Data extracted from a collection
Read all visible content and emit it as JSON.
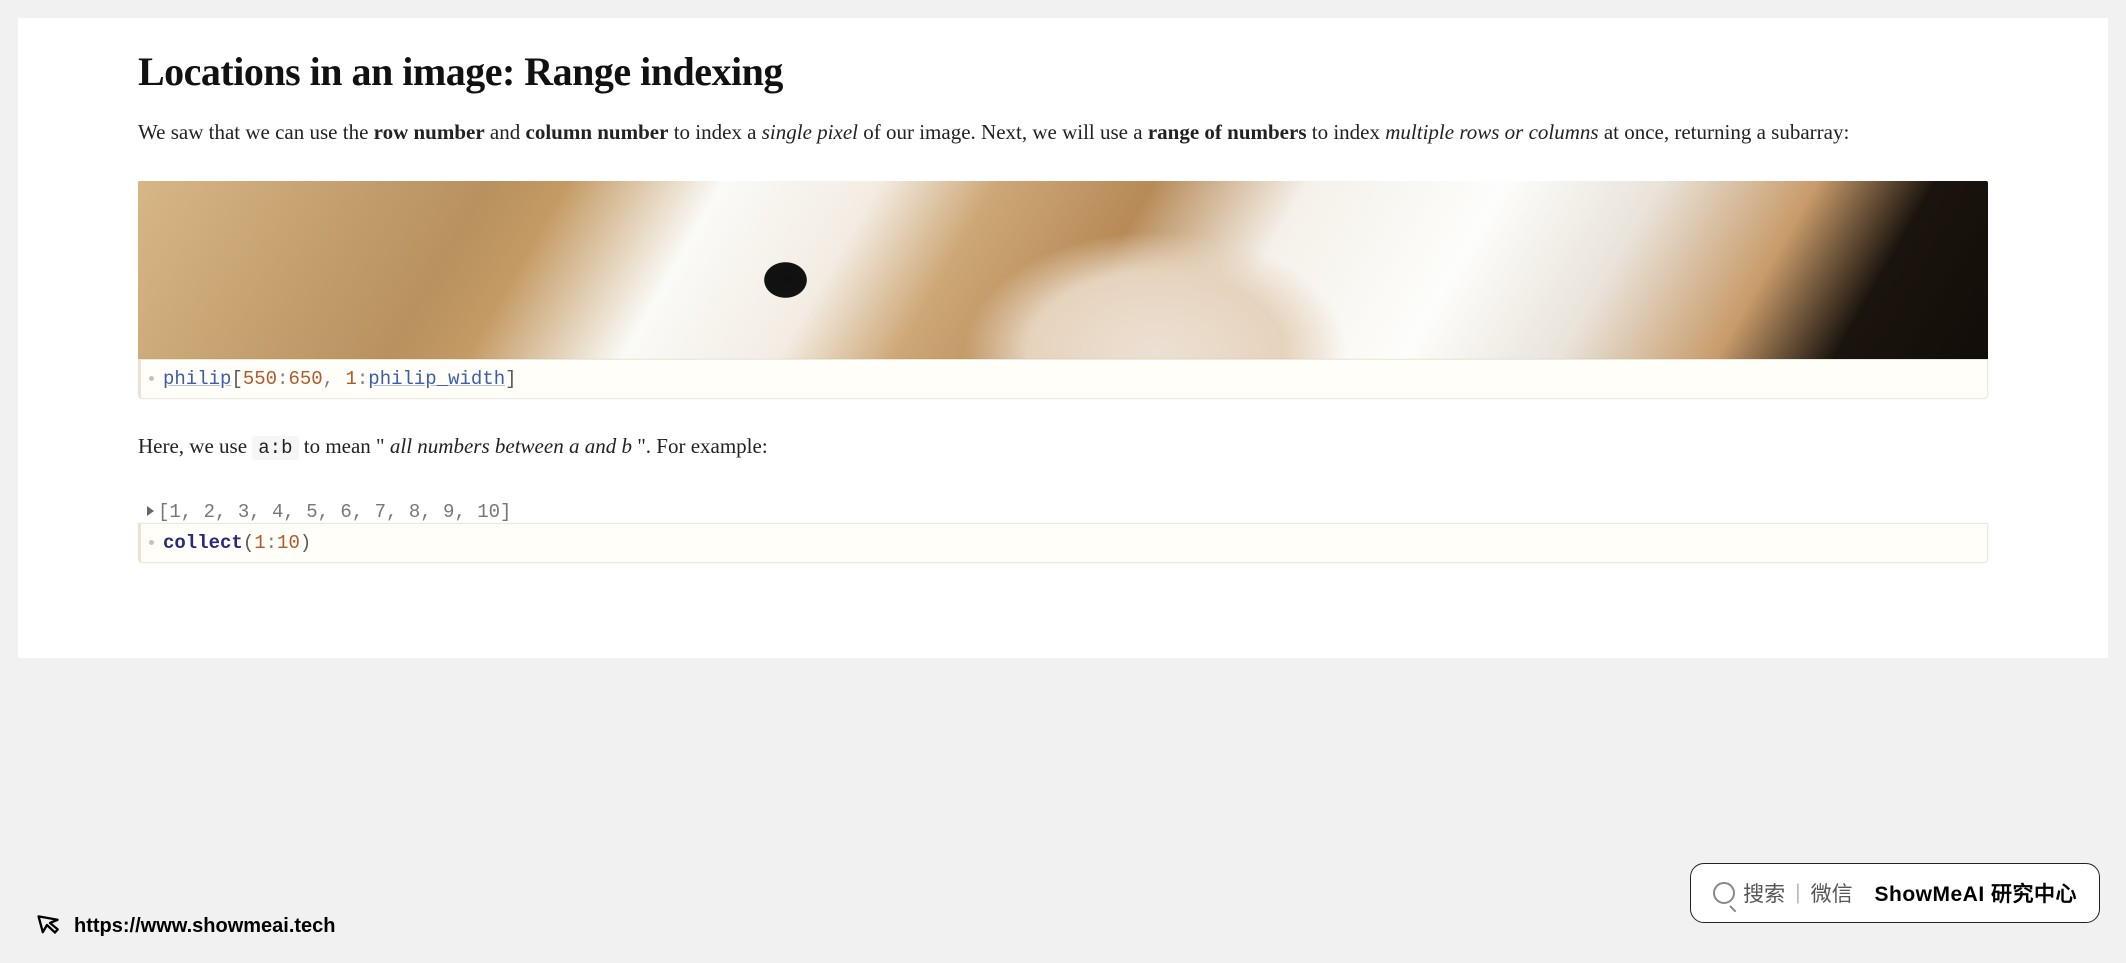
{
  "title": "Locations in an image: Range indexing",
  "para1": {
    "t1": "We saw that we can use the ",
    "b1": "row number",
    "t2": " and ",
    "b2": "column number",
    "t3": " to index a ",
    "i1": "single pixel",
    "t4": " of our image. Next, we will use a ",
    "b3": "range of numbers",
    "t5": " to index ",
    "i2": "multiple rows or columns",
    "t6": " at once, returning a subarray:"
  },
  "cell1": {
    "var1": "philip",
    "brk_open": "[",
    "n1": "550",
    "colon1": ":",
    "n2": "650",
    "comma": ", ",
    "n3": "1",
    "colon2": ":",
    "var2": "philip_width",
    "brk_close": "]"
  },
  "para2": {
    "t1": "Here, we use ",
    "code1": "a:b",
    "t2": " to mean \"",
    "i1": "all numbers between  a  and  b",
    "t3": " \". For example:"
  },
  "output2": "[1, 2, 3, 4, 5, 6, 7, 8, 9, 10]",
  "cell2": {
    "fun": "collect",
    "paren_open": "(",
    "n1": "1",
    "colon": ":",
    "n2": "10",
    "paren_close": ")"
  },
  "footer_url": "https://www.showmeai.tech",
  "search": {
    "label_search": "搜索",
    "label_wechat": "微信",
    "brand": "ShowMeAI 研究中心"
  }
}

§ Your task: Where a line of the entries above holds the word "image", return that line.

§ Result of this exercise:
  "title": "Locations in an image: Range indexing",
    "t4": " of our image. Next, we will use a ",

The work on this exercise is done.